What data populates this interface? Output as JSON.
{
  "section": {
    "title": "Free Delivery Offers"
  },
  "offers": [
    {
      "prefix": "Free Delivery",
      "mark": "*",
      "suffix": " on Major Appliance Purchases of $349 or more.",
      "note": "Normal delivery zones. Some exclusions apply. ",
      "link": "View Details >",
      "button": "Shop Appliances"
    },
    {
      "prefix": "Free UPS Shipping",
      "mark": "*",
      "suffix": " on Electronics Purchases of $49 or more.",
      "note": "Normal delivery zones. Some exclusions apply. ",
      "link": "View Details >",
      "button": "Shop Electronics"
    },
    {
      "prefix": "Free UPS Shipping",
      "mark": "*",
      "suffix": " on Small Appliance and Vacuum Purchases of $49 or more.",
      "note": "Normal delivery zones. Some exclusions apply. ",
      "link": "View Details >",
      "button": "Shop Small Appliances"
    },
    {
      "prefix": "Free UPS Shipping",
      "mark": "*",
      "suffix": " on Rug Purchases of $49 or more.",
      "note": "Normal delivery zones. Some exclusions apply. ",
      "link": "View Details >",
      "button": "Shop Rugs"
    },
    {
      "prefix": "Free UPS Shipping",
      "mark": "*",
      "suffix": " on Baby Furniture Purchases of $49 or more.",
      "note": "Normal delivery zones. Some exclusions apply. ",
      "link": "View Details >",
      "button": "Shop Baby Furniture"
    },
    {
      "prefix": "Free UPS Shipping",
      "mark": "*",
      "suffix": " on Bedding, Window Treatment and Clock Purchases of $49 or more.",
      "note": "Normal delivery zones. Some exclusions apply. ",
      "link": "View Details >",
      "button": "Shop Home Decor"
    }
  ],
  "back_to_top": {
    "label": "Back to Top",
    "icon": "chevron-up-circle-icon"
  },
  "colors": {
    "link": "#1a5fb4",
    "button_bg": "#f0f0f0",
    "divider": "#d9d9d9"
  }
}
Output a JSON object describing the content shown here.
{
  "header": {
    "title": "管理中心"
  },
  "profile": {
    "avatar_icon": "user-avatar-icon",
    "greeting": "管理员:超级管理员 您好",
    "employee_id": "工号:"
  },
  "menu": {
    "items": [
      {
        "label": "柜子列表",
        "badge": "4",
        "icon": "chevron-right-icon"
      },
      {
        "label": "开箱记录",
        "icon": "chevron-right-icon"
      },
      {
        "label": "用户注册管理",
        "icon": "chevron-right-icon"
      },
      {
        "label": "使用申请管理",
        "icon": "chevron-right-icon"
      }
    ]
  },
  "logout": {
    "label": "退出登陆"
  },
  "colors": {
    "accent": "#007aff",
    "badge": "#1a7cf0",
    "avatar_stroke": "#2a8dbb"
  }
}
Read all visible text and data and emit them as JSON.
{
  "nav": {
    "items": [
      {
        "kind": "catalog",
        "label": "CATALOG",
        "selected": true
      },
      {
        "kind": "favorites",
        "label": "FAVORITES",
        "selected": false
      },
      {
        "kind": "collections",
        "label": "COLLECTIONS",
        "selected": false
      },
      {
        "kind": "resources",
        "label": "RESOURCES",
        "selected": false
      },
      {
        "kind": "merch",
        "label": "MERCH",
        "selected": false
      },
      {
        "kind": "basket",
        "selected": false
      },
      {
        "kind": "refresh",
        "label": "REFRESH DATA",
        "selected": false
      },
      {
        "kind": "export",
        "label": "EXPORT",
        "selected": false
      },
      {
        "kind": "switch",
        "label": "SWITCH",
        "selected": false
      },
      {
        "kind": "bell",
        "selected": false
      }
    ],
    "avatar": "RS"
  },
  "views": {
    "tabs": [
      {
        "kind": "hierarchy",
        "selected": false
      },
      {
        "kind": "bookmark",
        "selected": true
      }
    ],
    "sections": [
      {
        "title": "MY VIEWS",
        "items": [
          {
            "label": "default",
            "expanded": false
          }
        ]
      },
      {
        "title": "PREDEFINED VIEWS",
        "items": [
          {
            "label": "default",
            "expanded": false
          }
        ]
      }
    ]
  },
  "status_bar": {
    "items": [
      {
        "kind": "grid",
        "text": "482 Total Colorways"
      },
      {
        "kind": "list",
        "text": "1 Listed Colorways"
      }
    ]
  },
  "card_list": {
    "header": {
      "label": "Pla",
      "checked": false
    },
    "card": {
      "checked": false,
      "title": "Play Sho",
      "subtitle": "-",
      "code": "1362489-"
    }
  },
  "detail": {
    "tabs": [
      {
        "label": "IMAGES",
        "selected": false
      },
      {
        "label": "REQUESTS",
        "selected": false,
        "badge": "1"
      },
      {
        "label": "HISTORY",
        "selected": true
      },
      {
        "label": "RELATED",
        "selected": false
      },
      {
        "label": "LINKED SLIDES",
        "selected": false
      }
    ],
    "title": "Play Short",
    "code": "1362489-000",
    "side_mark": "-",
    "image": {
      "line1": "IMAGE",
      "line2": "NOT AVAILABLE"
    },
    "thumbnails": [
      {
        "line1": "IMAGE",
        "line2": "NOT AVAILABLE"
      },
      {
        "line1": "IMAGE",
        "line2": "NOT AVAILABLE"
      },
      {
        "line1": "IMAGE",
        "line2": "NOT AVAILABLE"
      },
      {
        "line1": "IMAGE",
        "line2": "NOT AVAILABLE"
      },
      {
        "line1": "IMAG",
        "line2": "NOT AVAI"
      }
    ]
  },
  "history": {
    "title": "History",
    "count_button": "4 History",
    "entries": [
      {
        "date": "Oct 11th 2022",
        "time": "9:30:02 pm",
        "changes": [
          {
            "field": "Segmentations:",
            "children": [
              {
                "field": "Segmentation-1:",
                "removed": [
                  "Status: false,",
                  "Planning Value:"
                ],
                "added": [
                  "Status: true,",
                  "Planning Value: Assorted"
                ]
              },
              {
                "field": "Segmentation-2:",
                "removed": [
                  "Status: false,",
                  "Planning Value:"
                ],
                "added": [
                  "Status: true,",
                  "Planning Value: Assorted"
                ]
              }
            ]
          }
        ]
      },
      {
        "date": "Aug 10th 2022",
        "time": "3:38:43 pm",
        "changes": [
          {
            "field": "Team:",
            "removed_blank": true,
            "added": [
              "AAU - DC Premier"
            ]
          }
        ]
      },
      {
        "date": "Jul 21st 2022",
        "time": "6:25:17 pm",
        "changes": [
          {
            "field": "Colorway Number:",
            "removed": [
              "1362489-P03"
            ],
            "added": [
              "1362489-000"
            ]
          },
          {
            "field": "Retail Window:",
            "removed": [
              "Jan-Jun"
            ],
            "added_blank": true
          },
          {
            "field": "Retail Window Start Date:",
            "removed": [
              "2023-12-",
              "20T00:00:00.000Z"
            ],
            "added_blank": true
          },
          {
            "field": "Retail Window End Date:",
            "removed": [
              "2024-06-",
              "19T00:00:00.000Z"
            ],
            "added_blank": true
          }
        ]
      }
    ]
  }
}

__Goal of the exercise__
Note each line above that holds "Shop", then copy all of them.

__Solution for this problem__
      "button": "Shop Appliances"
      "button": "Shop Electronics"
      "button": "Shop Small Appliances"
      "button": "Shop Rugs"
      "button": "Shop Baby Furniture"
      "button": "Shop Home Decor"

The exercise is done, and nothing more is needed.